Strength-Training Exercise: The Goblet Squat
The goblet squat, a movement invented by renowned strength coach Dan John, is perhaps the most simplistic, but effective squat variation in existence. What's great about the goblet squat is that it's almost impossible to do wrong, making it a perfect beginner squatting variation.
Just because it's easy and great for beginners, however, doesn't mean that it's of no use to veterans. The goblet squat allows for heavy loading (it makes the movement more difficult, which means you just pick up a heavier weight), just like front squats (which is essentially the same movement, but done with a barbell instead of kettlebells or dumbbells), so after you're comfortable with the movement, you can start to go heavy with it.
Follow these steps to do the goblet squat:
Grab a kettlebell or a dumbbell and hold it snuggly in front of your chest.

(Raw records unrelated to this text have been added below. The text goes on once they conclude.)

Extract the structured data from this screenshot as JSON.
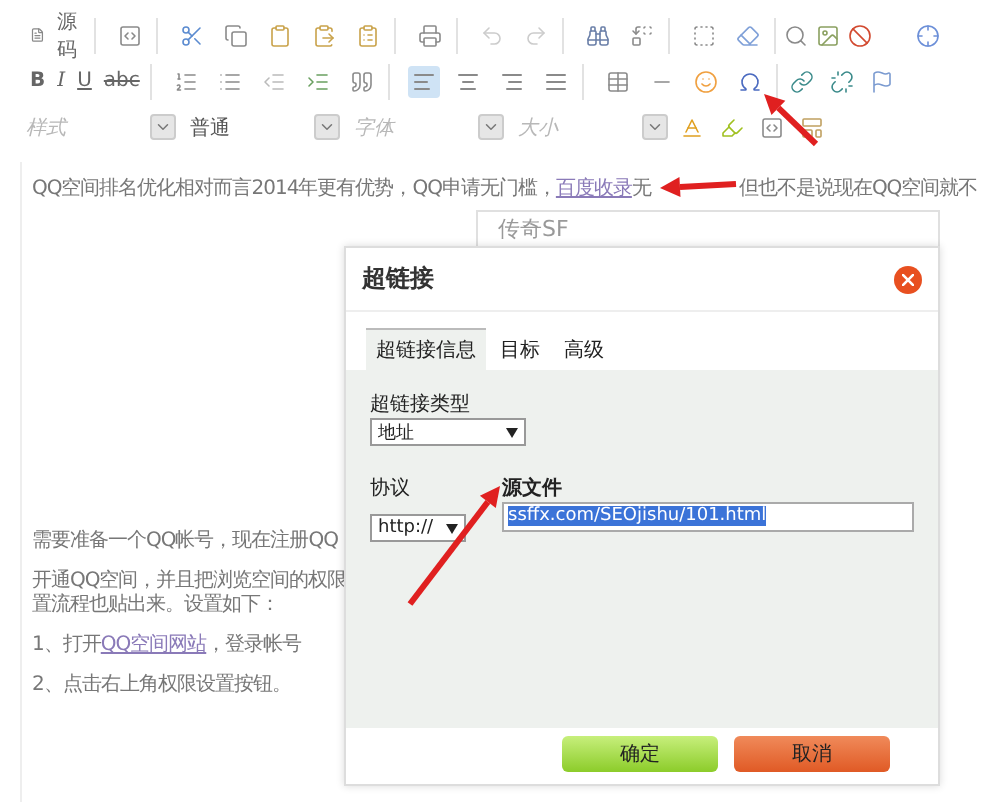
{
  "toolbar": {
    "source_label": "源码",
    "format_buttons": [
      {
        "label": "B",
        "kind": "bold"
      },
      {
        "label": "I",
        "kind": "italic"
      },
      {
        "label": "U",
        "kind": "underline"
      },
      {
        "label": "abc",
        "kind": "strike"
      }
    ],
    "alignment": [
      {
        "kind": "left",
        "selected": true
      },
      {
        "kind": "center",
        "selected": false
      },
      {
        "kind": "right",
        "selected": false
      },
      {
        "kind": "justify",
        "selected": false
      }
    ],
    "dropdowns": [
      {
        "label": "样式",
        "kind": "placeholder"
      },
      {
        "label": "普通",
        "kind": "value"
      },
      {
        "label": "字体",
        "kind": "placeholder"
      },
      {
        "label": "大小",
        "kind": "placeholder"
      }
    ]
  },
  "content": {
    "intro": {
      "before": "QQ空间排名优化相对而言2014年更有优势，QQ申请无门槛，",
      "link": "百度收录",
      "after": "无",
      "tail": "但也不是说现在QQ空间就不"
    },
    "embedded_box": "传奇SF",
    "paragraphs": [
      {
        "lines": [
          "需要准备一个QQ帐号，现在注册QQ"
        ]
      },
      {
        "lines": [
          "开通QQ空间，并且把浏览空间的权限",
          "置流程也贴出来。设置如下："
        ]
      },
      {
        "lines": [
          "1、打开"
        ],
        "link": "QQ空间网站",
        "after": "，登录帐号"
      },
      {
        "lines": [
          "2、点击右上角权限设置按钮。"
        ]
      }
    ]
  },
  "dialog": {
    "title": "超链接",
    "tabs": [
      {
        "label": "超链接信息",
        "selected": true
      },
      {
        "label": "目标",
        "selected": false
      },
      {
        "label": "高级",
        "selected": false
      }
    ],
    "link_type_label": "超链接类型",
    "link_type": "地址",
    "protocol_label": "协议",
    "protocol": "http://",
    "url_label": "源文件",
    "url": "ssffx.com/SEOjishu/101.html",
    "buttons": [
      {
        "label": "确定",
        "kind": "ok"
      },
      {
        "label": "取消",
        "kind": "cancel"
      }
    ]
  }
}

This is called the goblet position.
Assume a shoulder-width stance — maybe a smidgen wider — and point your toes slightly out.
The weight also acts as a counterbalance to help you achieve more depth.
Pull yourself down between your legs and go as low as you can with a flat back while keeping your heels on the ground.
Imagine you're trying to sit down on a curb. Don't forget to breathe. Take a deep breath into your belly before you lower into the squat, and breathe forcefully out as you ascend.
After you hit your maximum depth, push your heels into the ground, and stand straight up to finish the movement.
Your hips and shoulders should ascend at the same rate, not one before the other.